Mega PACs? No Thanks

Chris Blattman has an idea to effectively cap the amount of money going into presidential campaigns, which is hard to do now under Court findings from Buckley to Citizens United:

One fabulously rich person (or a gaggle of them) would put X million dollars into a trust that expires November 9th. X would have to be very large. Probably several hundred million.

The rules would be simple. You could choose a funding cap for all candidates, x, which is much, much smaller than X. Say, $100 million. Plenty of money for a modest number of attack ads, since the parties must have a little fun.

The key: If any one candidate’s super PACs raised more than x, then the trust would automatically release an equivalent amount of funds to the opponent’s super PACs. The trust would be ready to hurl all its money if it must.

Would it work? Maybe, maybe not. But I disagree with the premise. Why should we cap total spending? I like spending on elections. It helps voters gather information, and makes politics generally more salient. I like all of that.

If some process-oriented very rich people have “several hundred million” dollars that they want to give to make the political system work better, I’d much rather they provide “public” financing to House elections. Several hundred million? If that’s in the neighborhood of $435 million, it’ll finance $500K to each major party nominee in every House seat. In my view, there’s no obvious reform out there that would have as positive an effect.

On a marginally related topic, I would very much like to see better disclosure laws and better disclosure enforcement. But, c’mon, we all know that Sheldon Adelson is funding Newt’s campaign, and it doesn’t seem to have made a difference to anyone. Nor did people turn away from Republicans in 2010 because of publicity about the Koch brothers. And rightly so; it’s not as if Newt was hiding his support for Israel (or at least Adelson’s version of what constitutes support for Israel), nor the GOP hiding their opposition to dealing with climate change. Knowing who was behind those positions was completely useless information to voters, as far as I can tell. I know that’s not true across the board, and again I would like to see meaningful disclosure (that is, who the actual people or companies are who are giving, not the phony shell names, and in plenty of time for the press and opposing candidates to look at it). I just don’t have a huge amount of confidence that it would make much difference.

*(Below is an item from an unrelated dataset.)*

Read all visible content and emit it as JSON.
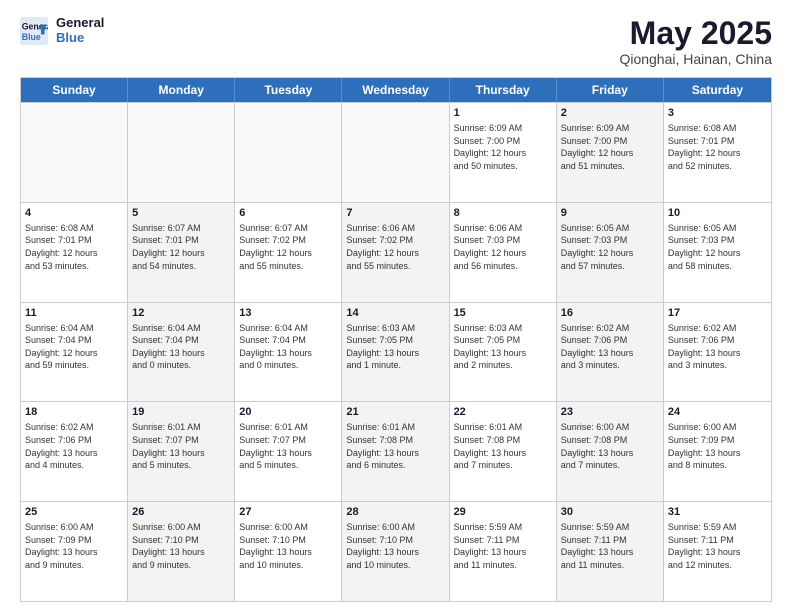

[Cross-posted at A plain blog about politics]

Jonathan Bernstein

Jonathan Bernstein is a political scientist who writes about American politics, especially the presidency, Congress, parties, and elections.